Intel Architecture, IA or x86, compatibility matters far less in the handheld and consumer electronics space where Intel hopes to place Atom than does the processor itself.

SAN FRANCISCO--The broad outline of Intel CEO Paul Otellini's keynote speech at the Intel Developer Forum on Tuesday was largely familiar. A single Intel Architecture (IA--which is to say x86) spanning servers in the data center to electronics embedded in a television.

This is a self-serving argument coming from Intel. After all, Intel already holds commanding share throughout much of the traditional PC and server space. Translating that success into newer and developing areas of the market where Intel has not historically played--or where, in many cases, the market has not even historically existed--would be a huge win.

But Intel argues that it's not purely a matter of its own interests. Rather, developers and, ultimately, end users benefit from an architecture spanning the small to the large because it lets them leverage common tools and other software.

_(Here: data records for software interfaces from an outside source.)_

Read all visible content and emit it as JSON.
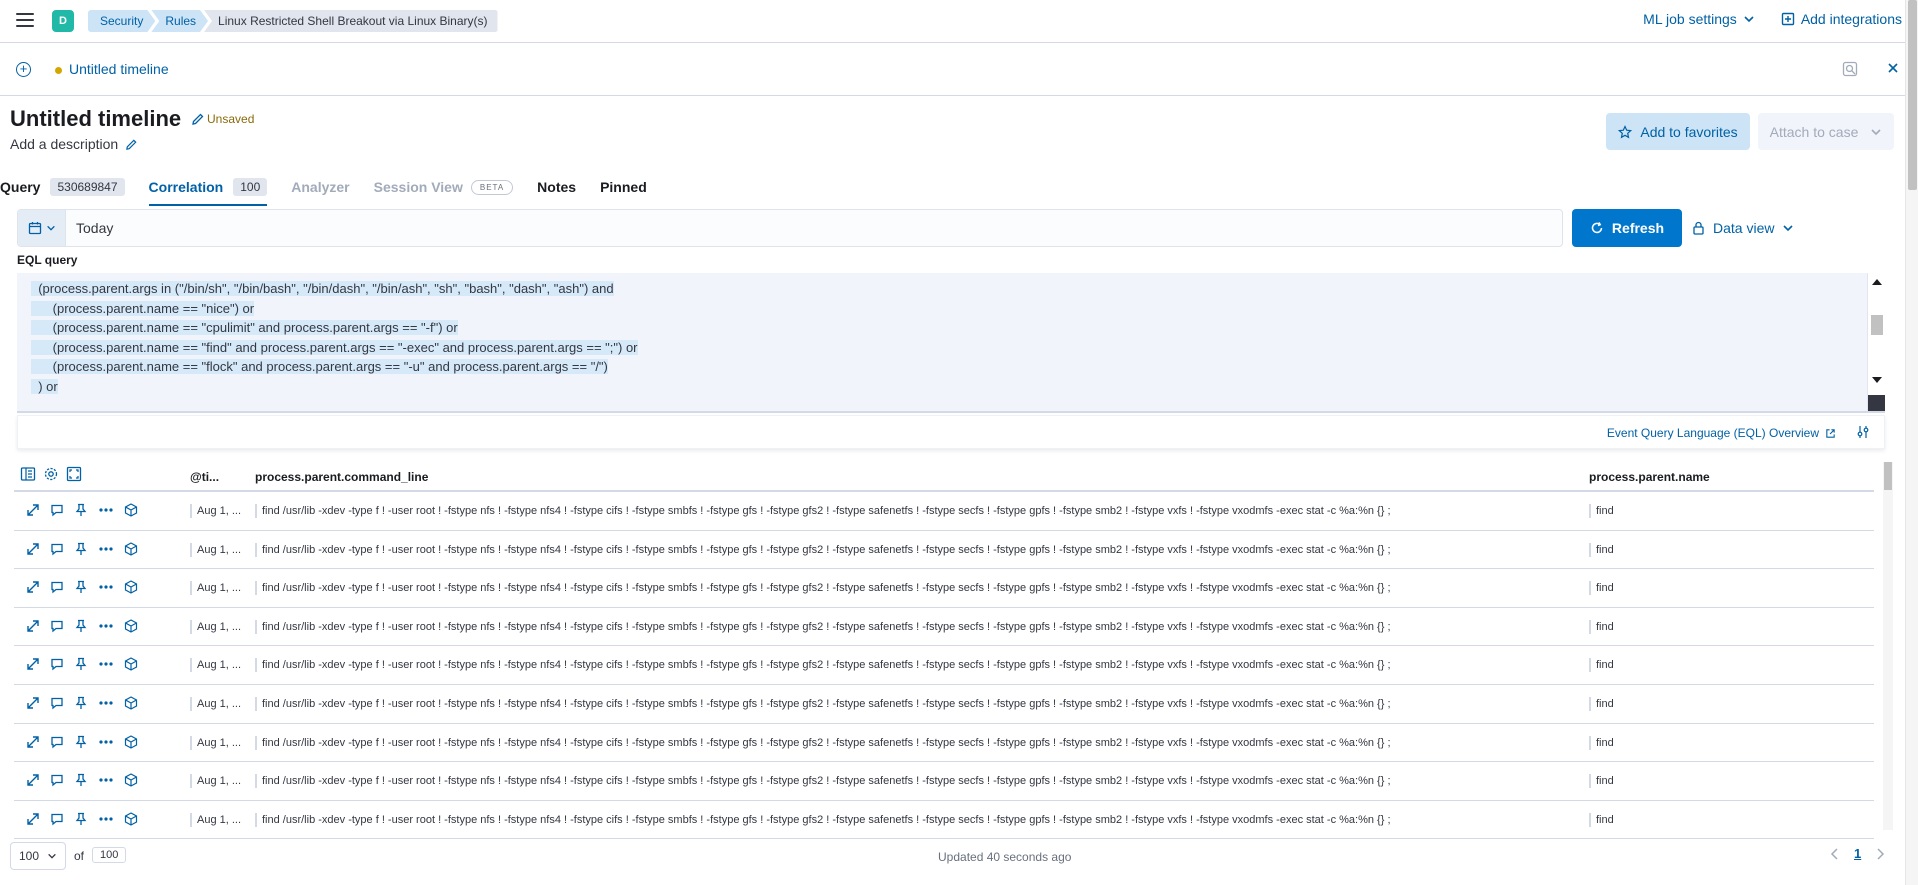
{
  "header": {
    "space_initial": "D",
    "breadcrumbs": [
      "Security",
      "Rules",
      "Linux Restricted Shell Breakout via Linux Binary(s)"
    ],
    "ml_job_settings": "ML job settings",
    "add_integrations": "Add integrations"
  },
  "timeline_tab": {
    "name": "Untitled timeline"
  },
  "timeline": {
    "title": "Untitled timeline",
    "status": "Unsaved",
    "add_description": "Add a description",
    "add_to_favorites": "Add to favorites",
    "attach_to_case": "Attach to case"
  },
  "tabs": [
    {
      "label": "Query",
      "count": "530689847"
    },
    {
      "label": "Correlation",
      "count": "100"
    },
    {
      "label": "Analyzer"
    },
    {
      "label": "Session View",
      "badge": "BETA"
    },
    {
      "label": "Notes"
    },
    {
      "label": "Pinned"
    }
  ],
  "date_picker": {
    "value": "Today",
    "refresh": "Refresh",
    "data_view": "Data view"
  },
  "eql": {
    "label": "EQL query",
    "lines": [
      "  (process.parent.args in (\"/bin/sh\", \"/bin/bash\", \"/bin/dash\", \"/bin/ash\", \"sh\", \"bash\", \"dash\", \"ash\") and",
      "      (process.parent.name == \"nice\") or",
      "      (process.parent.name == \"cpulimit\" and process.parent.args == \"-f\") or",
      "      (process.parent.name == \"find\" and process.parent.args == \"-exec\" and process.parent.args == \";\") or",
      "      (process.parent.name == \"flock\" and process.parent.args == \"-u\" and process.parent.args == \"/\")",
      "  ) or"
    ],
    "overview_link": "Event Query Language (EQL) Overview"
  },
  "table": {
    "columns": [
      "@ti...",
      "process.parent.command_line",
      "process.parent.name"
    ],
    "rows": [
      {
        "timestamp": "Aug 1, ...",
        "command_line": "find /usr/lib -xdev -type f ! -user root ! -fstype nfs ! -fstype nfs4 ! -fstype cifs ! -fstype smbfs ! -fstype gfs ! -fstype gfs2 ! -fstype safenetfs ! -fstype secfs ! -fstype gpfs ! -fstype smb2 ! -fstype vxfs ! -fstype vxodmfs -exec stat -c %a:%n {} ;",
        "name": "find"
      },
      {
        "timestamp": "Aug 1, ...",
        "command_line": "find /usr/lib -xdev -type f ! -user root ! -fstype nfs ! -fstype nfs4 ! -fstype cifs ! -fstype smbfs ! -fstype gfs ! -fstype gfs2 ! -fstype safenetfs ! -fstype secfs ! -fstype gpfs ! -fstype smb2 ! -fstype vxfs ! -fstype vxodmfs -exec stat -c %a:%n {} ;",
        "name": "find"
      },
      {
        "timestamp": "Aug 1, ...",
        "command_line": "find /usr/lib -xdev -type f ! -user root ! -fstype nfs ! -fstype nfs4 ! -fstype cifs ! -fstype smbfs ! -fstype gfs ! -fstype gfs2 ! -fstype safenetfs ! -fstype secfs ! -fstype gpfs ! -fstype smb2 ! -fstype vxfs ! -fstype vxodmfs -exec stat -c %a:%n {} ;",
        "name": "find"
      },
      {
        "timestamp": "Aug 1, ...",
        "command_line": "find /usr/lib -xdev -type f ! -user root ! -fstype nfs ! -fstype nfs4 ! -fstype cifs ! -fstype smbfs ! -fstype gfs ! -fstype gfs2 ! -fstype safenetfs ! -fstype secfs ! -fstype gpfs ! -fstype smb2 ! -fstype vxfs ! -fstype vxodmfs -exec stat -c %a:%n {} ;",
        "name": "find"
      },
      {
        "timestamp": "Aug 1, ...",
        "command_line": "find /usr/lib -xdev -type f ! -user root ! -fstype nfs ! -fstype nfs4 ! -fstype cifs ! -fstype smbfs ! -fstype gfs ! -fstype gfs2 ! -fstype safenetfs ! -fstype secfs ! -fstype gpfs ! -fstype smb2 ! -fstype vxfs ! -fstype vxodmfs -exec stat -c %a:%n {} ;",
        "name": "find"
      },
      {
        "timestamp": "Aug 1, ...",
        "command_line": "find /usr/lib -xdev -type f ! -user root ! -fstype nfs ! -fstype nfs4 ! -fstype cifs ! -fstype smbfs ! -fstype gfs ! -fstype gfs2 ! -fstype safenetfs ! -fstype secfs ! -fstype gpfs ! -fstype smb2 ! -fstype vxfs ! -fstype vxodmfs -exec stat -c %a:%n {} ;",
        "name": "find"
      },
      {
        "timestamp": "Aug 1, ...",
        "command_line": "find /usr/lib -xdev -type f ! -user root ! -fstype nfs ! -fstype nfs4 ! -fstype cifs ! -fstype smbfs ! -fstype gfs ! -fstype gfs2 ! -fstype safenetfs ! -fstype secfs ! -fstype gpfs ! -fstype smb2 ! -fstype vxfs ! -fstype vxodmfs -exec stat -c %a:%n {} ;",
        "name": "find"
      },
      {
        "timestamp": "Aug 1, ...",
        "command_line": "find /usr/lib -xdev -type f ! -user root ! -fstype nfs ! -fstype nfs4 ! -fstype cifs ! -fstype smbfs ! -fstype gfs ! -fstype gfs2 ! -fstype safenetfs ! -fstype secfs ! -fstype gpfs ! -fstype smb2 ! -fstype vxfs ! -fstype vxodmfs -exec stat -c %a:%n {} ;",
        "name": "find"
      },
      {
        "timestamp": "Aug 1, ...",
        "command_line": "find /usr/lib -xdev -type f ! -user root ! -fstype nfs ! -fstype nfs4 ! -fstype cifs ! -fstype smbfs ! -fstype gfs ! -fstype gfs2 ! -fstype safenetfs ! -fstype secfs ! -fstype gpfs ! -fstype smb2 ! -fstype vxfs ! -fstype vxodmfs -exec stat -c %a:%n {} ;",
        "name": "find"
      }
    ]
  },
  "footer": {
    "rows_per_page": "100",
    "of_label": "of",
    "total": "100",
    "updated": "Updated 40 seconds ago",
    "current_page": "1"
  },
  "colors": {
    "accent": "#0077cc",
    "link": "#0061a6",
    "space_avatar": "#20b8a6",
    "unsaved_dot": "#d6a600"
  }
}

In the past, one of Intel's proof points for this claim was to demonstrate issues associated with browsing Web sites on smartphones and other devices running non-IA processors. However, such an argument wouldn't be very convincing today in the light of the generally high-fidelity browsing experience offered by products like the iPhone despite the fact that they don't use IA-architecture processors.

Intel even undermines its own argument for commonality when it admits--as Otellini did in his keynote speech--that "handhelds have to rethink the user experience," a comment followed by a demo of a prototype interface running on Moblin. Moblin is an open-source project focused on building a Linux-based platform optimized for the next generation of mobile devices.

Commonality as a benefit and principle is hard to argue against in the abstract. But handhelds differ in many ways from PCs. User experience, given differences in screen size and the way users interact with devices that don't have a full-size keyboard, is one obvious area. However, optimizations around power usage, performance, and component integration are also much different.

In short, software that runs across a wide range of device form factors and types will hardly be common across that range even if the underlying processor architecture is. At the same time, many of the software technologies visible to both developers and users--including Flash, browsers, and Linux--increasingly span a range of processor architectures.

None of this should be taken to suggest that Intel's Atom--the processor family that's spearheading the company's push into Netbooks, handhelds, and consumer electronics--won't succeed. Perhaps as Otellini suggested, in five years, Intel may indeed sell more system-on-a-chip (SoC) processors based on its Atom  processor than traditional microprocessors.

However, to the degree that Intel succeeds in this area of the market, it won't primarily be because Atom is x86. It will be because Atom beats out its competitors on metrics such as power efficiency, cost, size, and the ability of Intel partners to leverage it for their own custom designs.

A good software development framework on Atom matters too and building from an IA foundation will help there. But ultimately it's about the chip, not the architecture.